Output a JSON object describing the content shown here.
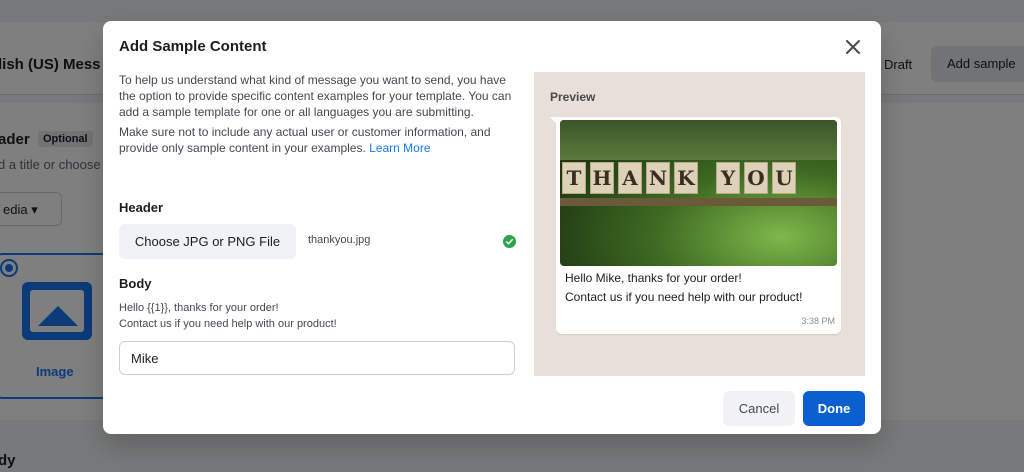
{
  "background": {
    "page_title": "lish (US) Mess",
    "draft_label": "Draft",
    "add_sample_label": "Add sample",
    "header_label": "ader",
    "optional_badge": "Optional",
    "header_hint": "d a title or choose",
    "media_dropdown": "edia",
    "image_option_label": "Image",
    "body_label": "dy"
  },
  "modal": {
    "title": "Add Sample Content",
    "intro": "To help us understand what kind of message you want to send, you have the option to provide specific content examples for your template. You can add a sample template for one or all languages you are submitting.",
    "notice": "Make sure not to include any actual user or customer information, and provide only sample content in your examples.",
    "learn_more": "Learn More",
    "header_section": {
      "label": "Header",
      "choose_button": "Choose JPG or PNG File",
      "file_name": "thankyou.jpg"
    },
    "body_section": {
      "label": "Body",
      "line1": "Hello {{1}}, thanks for your order!",
      "line2": "Contact us if you need help with our product!",
      "input_value": "Mike"
    },
    "preview": {
      "label": "Preview",
      "image_text": "THANK YOU",
      "message_line1": "Hello Mike, thanks for your order!",
      "message_line2": "Contact us if you need help with our product!",
      "time": "3:38 PM"
    },
    "buttons": {
      "cancel": "Cancel",
      "done": "Done"
    }
  },
  "colors": {
    "accent": "#1877f2",
    "done_button": "#0b5fce",
    "success": "#31a24c"
  }
}
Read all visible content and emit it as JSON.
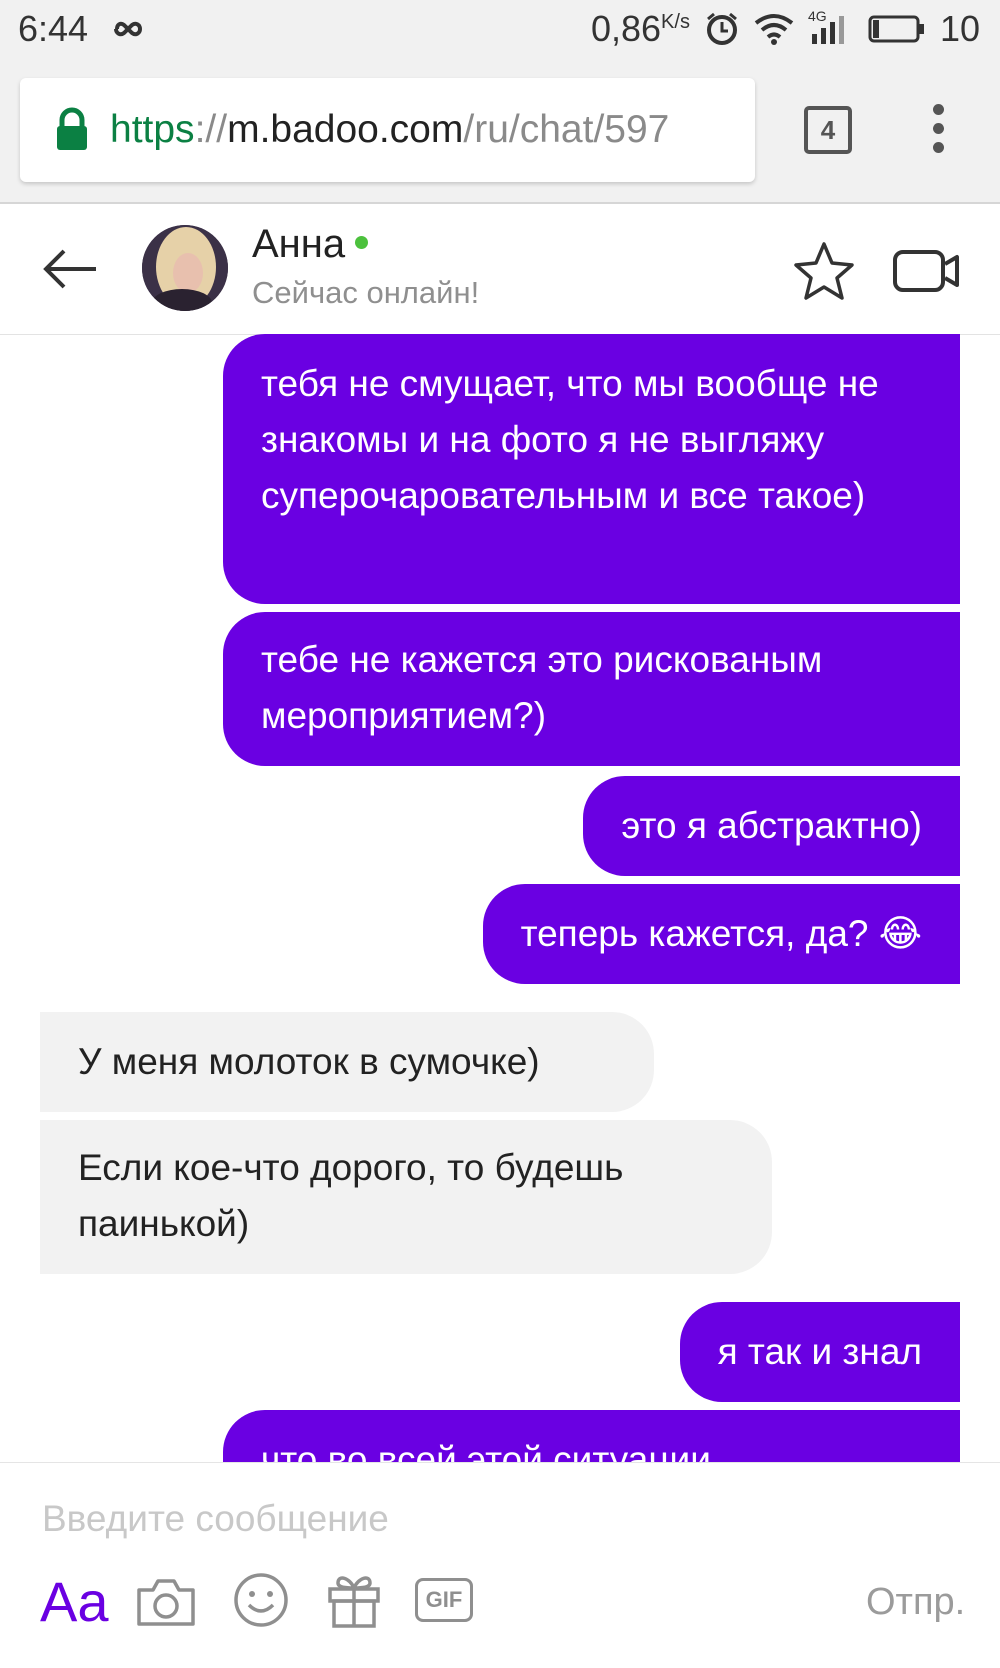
{
  "status_bar": {
    "time": "6:44",
    "net_speed": "0,86",
    "net_unit": "K/s",
    "network_type": "4G",
    "battery": "10"
  },
  "browser": {
    "url_scheme": "https",
    "url_sep": "://",
    "url_host": "m.badoo.com",
    "url_path": "/ru/chat/597",
    "tab_count": "4"
  },
  "chat_header": {
    "contact_name": "Анна",
    "contact_status": "Сейчас онлайн!"
  },
  "messages": [
    {
      "direction": "out",
      "text": "тебя не смущает, что мы вообще не знакомы и на фото я не выгляжу суперочаровательным и все такое)"
    },
    {
      "direction": "out",
      "text": "тебе не кажется это рискованым мероприятием?)"
    },
    {
      "direction": "out",
      "text": "это я абстрактно)"
    },
    {
      "direction": "out",
      "text": "теперь кажется, да? 😂"
    },
    {
      "direction": "in",
      "text": "У меня молоток в сумочке)"
    },
    {
      "direction": "in",
      "text": "Если кое-что дорого, то будешь паинькой)"
    },
    {
      "direction": "out",
      "text": "я так и знал"
    },
    {
      "direction": "out",
      "text": "что во всей этой ситуации"
    }
  ],
  "composer": {
    "placeholder": "Введите сообщение",
    "font_button": "Aa",
    "gif_label": "GIF",
    "send_label": "Отпр."
  },
  "colors": {
    "accent": "#6a00e2",
    "incoming_bubble": "#f2f2f2",
    "online": "#4cc13d",
    "url_secure": "#0b8043"
  }
}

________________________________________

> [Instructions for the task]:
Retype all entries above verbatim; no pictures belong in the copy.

> [Answer to the problem]:
Output a JSON object describing the content shown here.
{
  "background": {
    "page_title": "lish (US) Mess",
    "draft_label": "Draft",
    "add_sample_label": "Add sample",
    "header_label": "ader",
    "optional_badge": "Optional",
    "header_hint": "d a title or choose",
    "media_dropdown": "edia",
    "image_option_label": "Image",
    "body_label": "dy"
  },
  "modal": {
    "title": "Add Sample Content",
    "intro": "To help us understand what kind of message you want to send, you have the option to provide specific content examples for your template. You can add a sample template for one or all languages you are submitting.",
    "notice": "Make sure not to include any actual user or customer information, and provide only sample content in your examples.",
    "learn_more": "Learn More",
    "header_section": {
      "label": "Header",
      "choose_button": "Choose JPG or PNG File",
      "file_name": "thankyou.jpg"
    },
    "body_section": {
      "label": "Body",
      "line1": "Hello {{1}}, thanks for your order!",
      "line2": "Contact us if you need help with our product!",
      "input_value": "Mike"
    },
    "preview": {
      "label": "Preview",
      "image_text": "THANK YOU",
      "message_line1": "Hello Mike, thanks for your order!",
      "message_line2": "Contact us if you need help with our product!",
      "time": "3:38 PM"
    },
    "buttons": {
      "cancel": "Cancel",
      "done": "Done"
    }
  },
  "colors": {
    "accent": "#1877f2",
    "done_button": "#0b5fce",
    "success": "#31a24c"
  }
}
Read all visible content and emit it as JSON.
{
  "status_bar": {
    "time": "6:44",
    "net_speed": "0,86",
    "net_unit": "K/s",
    "network_type": "4G",
    "battery": "10"
  },
  "browser": {
    "url_scheme": "https",
    "url_sep": "://",
    "url_host": "m.badoo.com",
    "url_path": "/ru/chat/597",
    "tab_count": "4"
  },
  "chat_header": {
    "contact_name": "Анна",
    "contact_status": "Сейчас онлайн!"
  },
  "messages": [
    {
      "direction": "out",
      "text": "тебя не смущает, что мы вообще не знакомы и на фото я не выгляжу суперочаровательным и все такое)"
    },
    {
      "direction": "out",
      "text": "тебе не кажется это рискованым мероприятием?)"
    },
    {
      "direction": "out",
      "text": "это я абстрактно)"
    },
    {
      "direction": "out",
      "text": "теперь кажется, да? 😂"
    },
    {
      "direction": "in",
      "text": "У меня молоток в сумочке)"
    },
    {
      "direction": "in",
      "text": "Если кое-что дорого, то будешь паинькой)"
    },
    {
      "direction": "out",
      "text": "я так и знал"
    },
    {
      "direction": "out",
      "text": "что во всей этой ситуации"
    }
  ],
  "composer": {
    "placeholder": "Введите сообщение",
    "font_button": "Aa",
    "gif_label": "GIF",
    "send_label": "Отпр."
  },
  "colors": {
    "accent": "#6a00e2",
    "incoming_bubble": "#f2f2f2",
    "online": "#4cc13d",
    "url_secure": "#0b8043"
  }
}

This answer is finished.